OKLAHOMA CITY – Writers for CapitolBeatOK won a total of five awards at the annual awards banquet of the Society of Professional Journalists, Oklahoma Professional Chapter.
Patrick B. McGuigan -- Oklahoma City bureau chief for the Watchdog.org system, editor of CapitolBeatOK, associate publisher of a community newspaper and a television commentator for News9 – finished third in the competition for best reporting portfolio.
Stacy Martin, now managing editor of The City Sentinel
, won third place in the newspaper competition for investigative reporting, recognizing her report on Oklahoma's Quality Jobs Program
. Martin's report was initially posted on CapitolBeatOK.com.
McGuigan's five submissions in the portfolio competition for newspaper reporters consisted primarily of stories adapted from CapitolBeatOK for The City Sentinel. McGuigan also won a first place award for Diversity Reporting, and second place awards for health reporting and commentary.

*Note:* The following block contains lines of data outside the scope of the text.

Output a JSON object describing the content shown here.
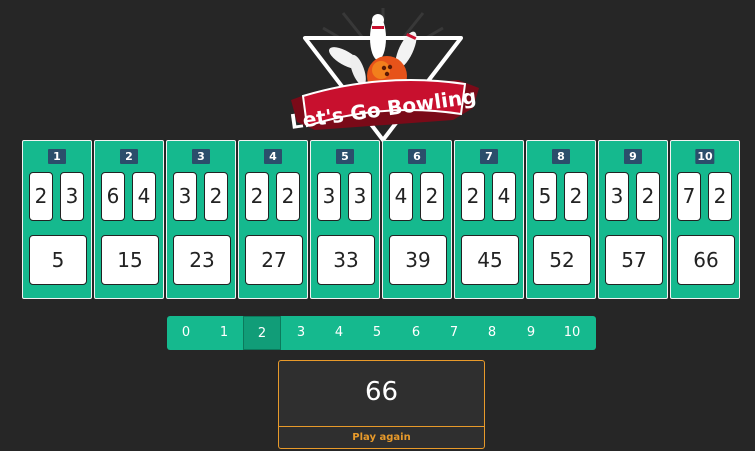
{
  "logo": {
    "text": "Let's Go Bowling"
  },
  "frames": [
    {
      "number": "1",
      "roll1": "2",
      "roll2": "3",
      "score": "5"
    },
    {
      "number": "2",
      "roll1": "6",
      "roll2": "4",
      "score": "15"
    },
    {
      "number": "3",
      "roll1": "3",
      "roll2": "2",
      "score": "23"
    },
    {
      "number": "4",
      "roll1": "2",
      "roll2": "2",
      "score": "27"
    },
    {
      "number": "5",
      "roll1": "3",
      "roll2": "3",
      "score": "33"
    },
    {
      "number": "6",
      "roll1": "4",
      "roll2": "2",
      "score": "39"
    },
    {
      "number": "7",
      "roll1": "2",
      "roll2": "4",
      "score": "45"
    },
    {
      "number": "8",
      "roll1": "5",
      "roll2": "2",
      "score": "52"
    },
    {
      "number": "9",
      "roll1": "3",
      "roll2": "2",
      "score": "57"
    },
    {
      "number": "10",
      "roll1": "7",
      "roll2": "2",
      "score": "66"
    }
  ],
  "pin_selector": {
    "options": [
      "0",
      "1",
      "2",
      "3",
      "4",
      "5",
      "6",
      "7",
      "8",
      "9",
      "10"
    ],
    "selected": "2"
  },
  "total": {
    "value": "66",
    "play_again_label": "Play again"
  },
  "colors": {
    "background": "#262626",
    "frame": "#15b98e",
    "badge": "#2b4e6b",
    "accent": "#e89a2a",
    "ribbon": "#c8102e"
  }
}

McGuigan's reporter's portfolio submission for 2012 included his tribute to a Cheyenne & Arapaho leader and news reports adapted from CapitolBeatOK on Medicaid expansion, the Women in Recovery program providing alternatives to incarceration for non-violent offenders, and an investigative piece on missing memorabilia from the legendary Oklahoma athlete and Olympian, Jim Thorpe. The package also included a news story on the charitable good works of Olivet Baptist Church on Oklahoma City's near west side.
One of McGuigan's second place award in the category of science, technology, health and environmental reporting consisted of news reports on the impact of the Affordable Care Act, widely known as “ObamaCare,” and its impact on Oklahoma state government. In addition to postings on CapitolBeatOK, those stories ran nationwide on the Watchdog.org Online news platform, and were printed in The City Sentinel.
McGuigan's other second place recognition came in the commentary category, for “Telling a Story and Giving Thanks – To all those who give a damn.” In an essay first posted on Watchdog.org which ultimately appeared in several other venues, McGuigan's relections focused on 2012 general election early voting in Oklahoma City, primarily by supporters of Barack Obama, door-to-door activism in Colorado by Mitt Romney supporters from Oklahoma, and the writer's memories of his tenure as former Delaware Gov. Pete du Pont's deputy policy director during the 1988 presidential primary campaign in New Hampshire.
McGuigan's first place recognition, in the category of Diversity Coverage, came for his report on the life of Archie Hoffman, an activist and member of the Cheyenne & Arapaho Tribes of Oklahoma who pressed for recognition of land rights in western Oklahoma. Hoffman challenged the Clinton administration to keep a treaty promise to the Two Tribes to return certain lands to their control when the land was no longer required for U.S. military use.
After initially appearing in The City Sentinel and on CapitolBeatOK , McGuigan's obituary/tribute about Hoffman appeared nationwide on Native American-focused websites and in other Oklahoma newspapers. The judge who afforded McGuigan the first place recognition wrote, “A powerful tribute to a great community leader. I expect there are other, equally inspiring people still alive who can be featured for their contributions to diversity.”
Founded in 2009, CapitolBeatOK is a non-partisan news website and a project of the Franklin Center for Government & Public Integrity, a 501 c 3 tax-exempt and educational organization providing news, analysis and commentary of national, state and local governments, with an emphasis on waste, fraud and abuse.
NOTE: An award-winning journalist, Rodely is an occasional contributor to CapitolBeatOK. She is moderator of the weekly “Capitol Watch” podcast, a past president of the Oklahoma City Gridiron Club and a member of the Oklahoma Journalism Hall of Fame.